Miami Marlins: Despite signing Wei-Yin Chen last week, the Marlins remain interested in adding another veteran starter to their rotation, Jon Heyman of MLB Network reports. Among the potential names listed by Barry Jackson of the Miami Herald are Tim Lincecum, Doug Fister, Cliff Lee and Alfredo Simon. According to Jackson, Miami is only willing to ink one of those four if they agree to a low-money deal. That said, the likeliest of the bunch to do so would be Simon, given his lack of pedigree compared to the three other names listed. Another potential target could be Kyle Lohse, Heyman mentions in a separate tweet.
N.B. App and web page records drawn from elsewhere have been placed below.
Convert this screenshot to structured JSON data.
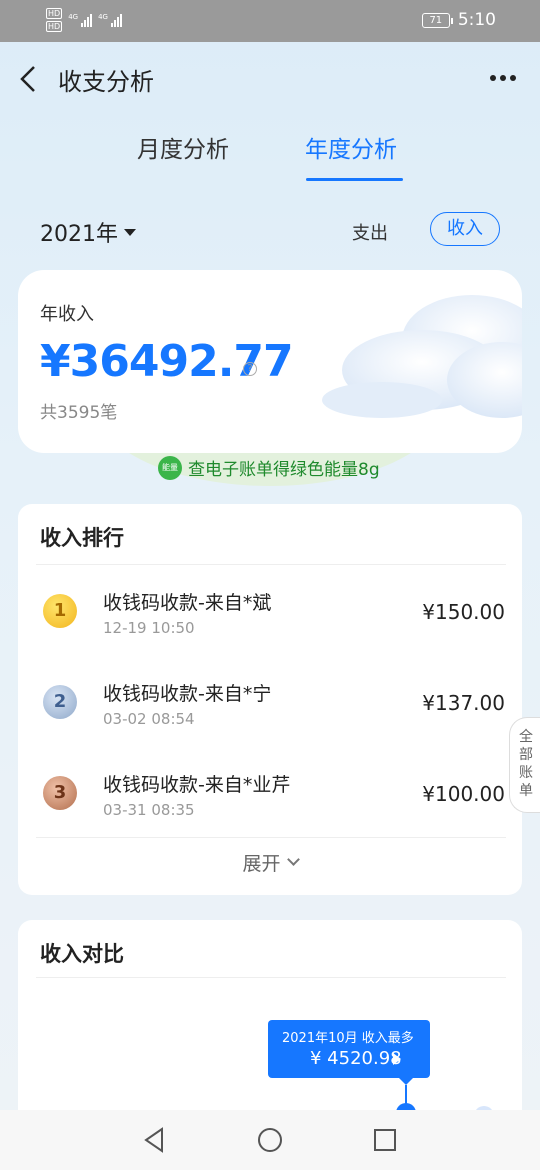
{
  "status_bar": {
    "battery": "71",
    "time": "5:10",
    "hd_top": "HD",
    "hd_bottom": "HD",
    "network_1": "4G",
    "network_2": "4G"
  },
  "header": {
    "title": "收支分析"
  },
  "tabs": [
    {
      "label": "月度分析",
      "active": false
    },
    {
      "label": "年度分析",
      "active": true
    }
  ],
  "filter": {
    "year": "2021年",
    "expense_label": "支出",
    "income_label": "收入",
    "selected": "收入"
  },
  "summary": {
    "label": "年收入",
    "amount": "¥36492.77",
    "help": "?",
    "count": "共3595笔"
  },
  "energy": {
    "badge": "能量",
    "text": "查电子账单得绿色能量8g"
  },
  "ranking": {
    "title": "收入排行",
    "items": [
      {
        "rank": "1",
        "name": "收钱码收款-来自*斌",
        "time": "12-19 10:50",
        "amount": "¥150.00"
      },
      {
        "rank": "2",
        "name": "收钱码收款-来自*宁",
        "time": "03-02 08:54",
        "amount": "¥137.00"
      },
      {
        "rank": "3",
        "name": "收钱码收款-来自*业芹",
        "time": "03-31 08:35",
        "amount": "¥100.00"
      }
    ],
    "expand_label": "展开"
  },
  "side_tab": {
    "label": "全部账单"
  },
  "compare": {
    "title": "收入对比",
    "tooltip_title": "2021年10月 收入最多",
    "tooltip_value": "¥ 4520.98"
  },
  "colors": {
    "accent": "#1677ff",
    "green": "#1f8a2d"
  }
}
If the Marlins don't add another pitcher, they're content to enter the season with Edwin Jackson, Adam Conley and others competing for the No. 5 job, Jackson writes.
New York Yankees: In case it wasn't clear by now that the Yankees don't intend to spend big money this offseason, principal owner Hal Steinbrenner confirmed as much on Wednesday. "I'm not comfortable with the payroll being too much higher than it is now," Steinbrenner told Heyman. GM Brian Cashman has said numerous times this winter that New York wouldn't be involved in the bidding for big-name free agents, which has been true so far. However, given Steinbrenner's comment, it'll be interesting to see how active the Yanks can be at this year's trade deadline, seeing as their payroll won't likely decrease before then. In fact, New York's 2016 contracts for arbitration-eligible players Ivan Nova and Aroldis Chapman still remain unresolved, so the team's salary commitments will be even higher than it is now once those deals are taken care of.
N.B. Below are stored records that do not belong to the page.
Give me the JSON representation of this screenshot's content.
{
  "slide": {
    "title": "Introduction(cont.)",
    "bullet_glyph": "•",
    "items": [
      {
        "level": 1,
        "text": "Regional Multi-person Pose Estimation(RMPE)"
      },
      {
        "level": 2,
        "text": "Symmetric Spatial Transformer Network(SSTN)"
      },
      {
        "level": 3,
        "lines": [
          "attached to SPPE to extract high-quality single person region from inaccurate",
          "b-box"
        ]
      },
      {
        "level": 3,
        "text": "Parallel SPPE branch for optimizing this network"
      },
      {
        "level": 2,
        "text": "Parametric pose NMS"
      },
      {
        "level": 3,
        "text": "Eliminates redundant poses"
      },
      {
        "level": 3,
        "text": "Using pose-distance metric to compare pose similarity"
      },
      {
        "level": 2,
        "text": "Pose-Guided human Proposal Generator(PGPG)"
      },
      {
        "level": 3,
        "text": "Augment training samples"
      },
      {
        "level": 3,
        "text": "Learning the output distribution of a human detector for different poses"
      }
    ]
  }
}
Tigers: Even with Upton now in tow, Detroit might not be done yet this winter. "I'd still like to have more depth in pitching," GM Al Avila told reporters, including Jason Beck of MLB.com. "We're adequate right now." The Tigers have overhauled their bullpen this offseason and added Jordan Zimmermann to their rotation, but if any team knows there is no such thing as enough pitching, it's Detroit. If the team does make another signing, don't expect anything major, as the Upton signing has likely already pushed the Tigers over the luxury tax threshold.
Yovani Gallardo: The Baltimore Orioles and Houston Astros are among the teams still looking at Gallardo, Heyman reports. The 29-year-old right-hander is clearly the top remaining starter on the market and is expected to land a multiyear deal. ESPN.com's Jim Bowden sees both the O's and Stros as a good fit for Gallardo, in addition to the Toronto Blue Jays.
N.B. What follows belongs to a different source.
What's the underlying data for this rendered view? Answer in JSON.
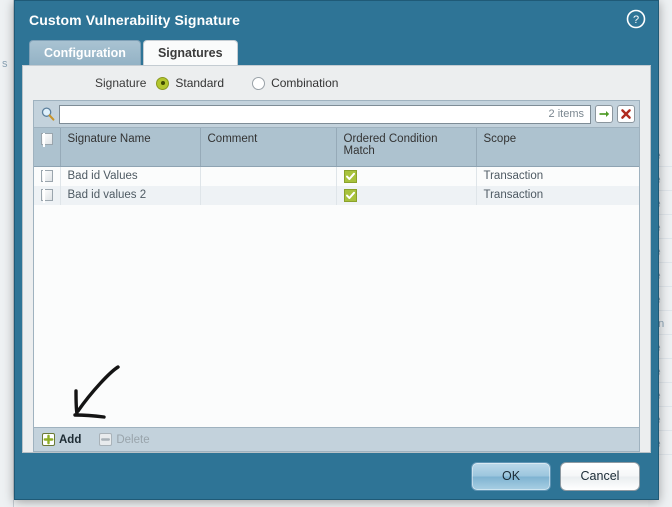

Trevor Rosenthal: The St. Louis Cardinals' closer has yet to discuss a multiyear extension with the team, Ben Frederickson and Derrick Goold of the St. Louis Post-Disptach report. "As far as contractual, multiyear type things, I guess we haven’t had any talks," Rosenthal said. "I don’t know what they’re thinking, what we’re thinking. I don’t know how any of that looks because I haven’t gone through it." Rosenthal was eligible for arbitration for the first time this winter and received a one-year, $5.6 million contract for 2016 as a result. While locking up the 25-year-old to an extension would seem like a no-brainer, the Cardinals typically avoid long-term deals with relievers, Frederickson and Goold point out.